Cat Sebastian billed Hither, Page as a gay Agatha Christie-type story and that is really a perfect description for this cozy mystery set the in the years soon after WWII. The murder takes place during a dinner party, so this is a closed-door sort of crime in that it is clear the murderer is among those attending. Along with Leo, we quickly meet the assorted locals who are involved, and there is such a charming, lovely, small village feel to the story. What I loved is watching things unveil as we slowly learn the hidden secrets of all the suspects. Nothing is quite as it seems and things are twisted up in all kinds of delicious ways that kept me engaged throughout the story just waiting to see how all the pieces would fit together. What I think adds a really fun element on top of this is that Leo doesn’t actually care about seeing justice done (in fact, he really prefers that it all just be quietly slid under the rug). His job is to keep things quiet and stop the investigation from spilling over into another case his office is handling. And for his part, James just wants to keep his head down and protect those he cares about. So I found it a bit fun that these guys aren’t really fussed about the morality of any of this and it adds an interesting element to the mystery.

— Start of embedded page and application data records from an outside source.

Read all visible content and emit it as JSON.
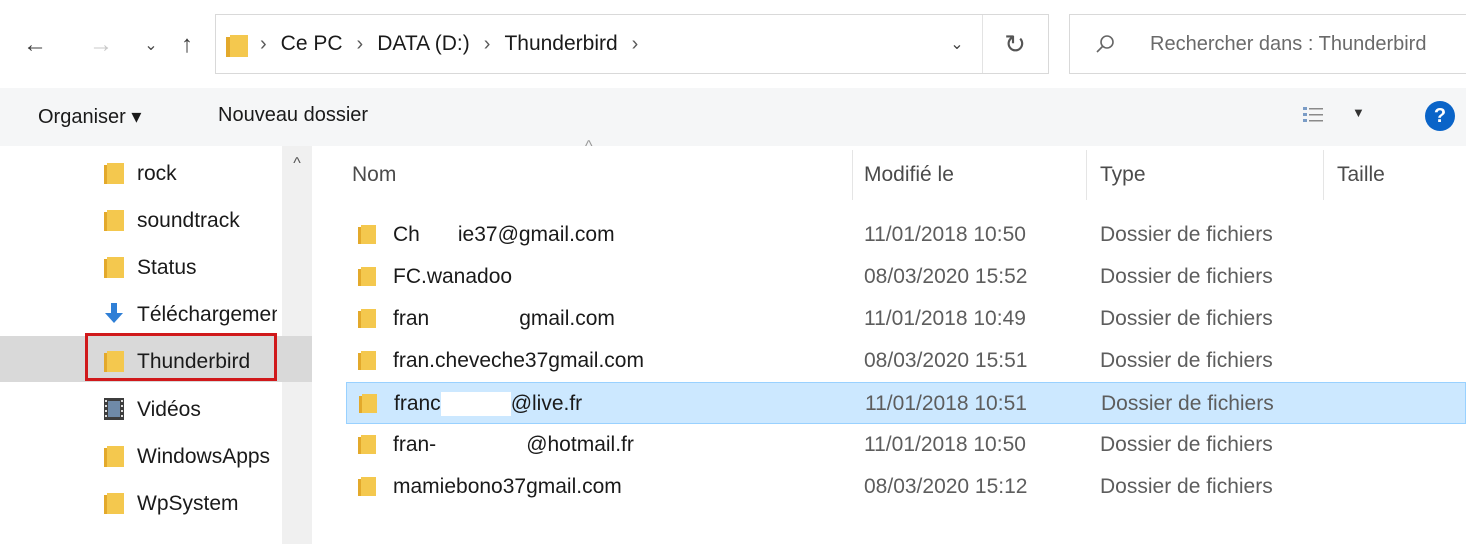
{
  "nav": {
    "back_icon": "arrow-left-icon",
    "forward_icon": "arrow-right-icon",
    "recent_icon": "chevron-down-icon",
    "up_icon": "arrow-up-icon"
  },
  "address": {
    "crumbs": [
      "Ce PC",
      "DATA (D:)",
      "Thunderbird"
    ],
    "refresh_icon": "refresh-icon"
  },
  "search": {
    "placeholder": "Rechercher dans : Thunderbird"
  },
  "toolbar": {
    "organize_label": "Organiser ▾",
    "new_folder_label": "Nouveau dossier",
    "help_label": "?"
  },
  "sidebar": {
    "items": [
      {
        "label": "rock",
        "icon": "folder-icon"
      },
      {
        "label": "soundtrack",
        "icon": "folder-icon"
      },
      {
        "label": "Status",
        "icon": "folder-icon"
      },
      {
        "label": "Téléchargements",
        "icon": "download-icon"
      },
      {
        "label": "Thunderbird",
        "icon": "folder-icon",
        "selected": true
      },
      {
        "label": "Vidéos",
        "icon": "video-icon"
      },
      {
        "label": "WindowsApps",
        "icon": "folder-icon"
      },
      {
        "label": "WpSystem",
        "icon": "folder-icon"
      }
    ]
  },
  "columns": {
    "name": "Nom",
    "modified": "Modifié le",
    "type": "Type",
    "size": "Taille"
  },
  "files": [
    {
      "name_a": "Ch",
      "name_b": "ie37@gmail.com",
      "modified": "11/01/2018 10:50",
      "type": "Dossier de fichiers"
    },
    {
      "name_a": "FC.wanadoo",
      "name_b": "",
      "modified": "08/03/2020 15:52",
      "type": "Dossier de fichiers"
    },
    {
      "name_a": "fran",
      "name_b": "gmail.com",
      "modified": "11/01/2018 10:49",
      "type": "Dossier de fichiers"
    },
    {
      "name_a": "fran.cheveche37gmail.com",
      "name_b": "",
      "modified": "08/03/2020 15:51",
      "type": "Dossier de fichiers"
    },
    {
      "name_a": "franc",
      "name_b": "@live.fr",
      "modified": "11/01/2018 10:51",
      "type": "Dossier de fichiers",
      "selected": true
    },
    {
      "name_a": "fran-",
      "name_b": "@hotmail.fr",
      "modified": "11/01/2018 10:50",
      "type": "Dossier de fichiers"
    },
    {
      "name_a": "mamiebono37gmail.com",
      "name_b": "",
      "modified": "08/03/2020 15:12",
      "type": "Dossier de fichiers"
    }
  ],
  "colors": {
    "selection": "#cce8ff",
    "highlight_box": "#d0191b",
    "folder": "#f4c84e"
  }
}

The romance between James and Leo simmers mostly on the back burner here. It is clear that there is an attraction between the men from the start, and there is definitely some flirting and some clear intent before they actually get together. But even though things aren’t hot and heavy with their relationship, the connection between these men is incredibly clear. Cat Sebastian is always so excellent at her character development and this story is no exception. We get such an wonderful sense of both of these men, from James’ traumatic war experience to Leo never having a home or a place to belong. It is clear what brings these seemingly different men together and why they draw comfort from one another. There is something just so sweet here to see how James and Leo are able to soothe one another and provide a sense of safety and security, even as they are in the middle of a murder investigation.

Hither, Page is charming, romantic, and a clever mystery. The villagers are delightfully odd and entertaining and Leo and James are really enjoyable together. This looks to the be the first of a series, so I am really looking forward to seeing more of this couple.